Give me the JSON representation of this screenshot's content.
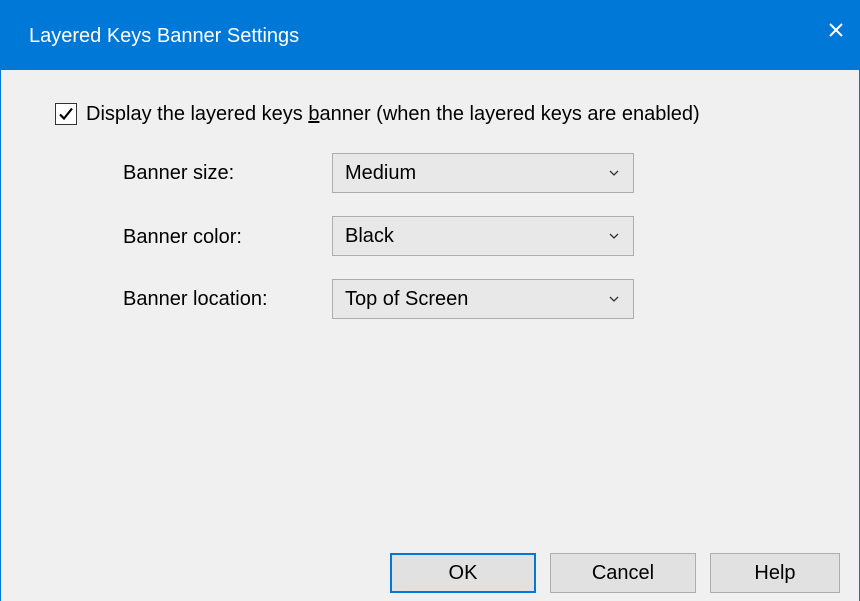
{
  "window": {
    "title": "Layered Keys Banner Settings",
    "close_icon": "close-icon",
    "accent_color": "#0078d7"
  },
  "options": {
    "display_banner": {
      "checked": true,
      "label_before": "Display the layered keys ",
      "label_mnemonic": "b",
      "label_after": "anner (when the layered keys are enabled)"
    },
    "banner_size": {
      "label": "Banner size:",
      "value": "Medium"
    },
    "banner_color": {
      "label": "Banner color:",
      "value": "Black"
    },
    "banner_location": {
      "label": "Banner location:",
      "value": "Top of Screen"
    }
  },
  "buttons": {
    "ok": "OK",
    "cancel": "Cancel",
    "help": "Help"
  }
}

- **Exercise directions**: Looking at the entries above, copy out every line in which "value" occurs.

- **Written answer**:
      "value": "Medium"
      "value": "Black"
      "value": "Top of Screen"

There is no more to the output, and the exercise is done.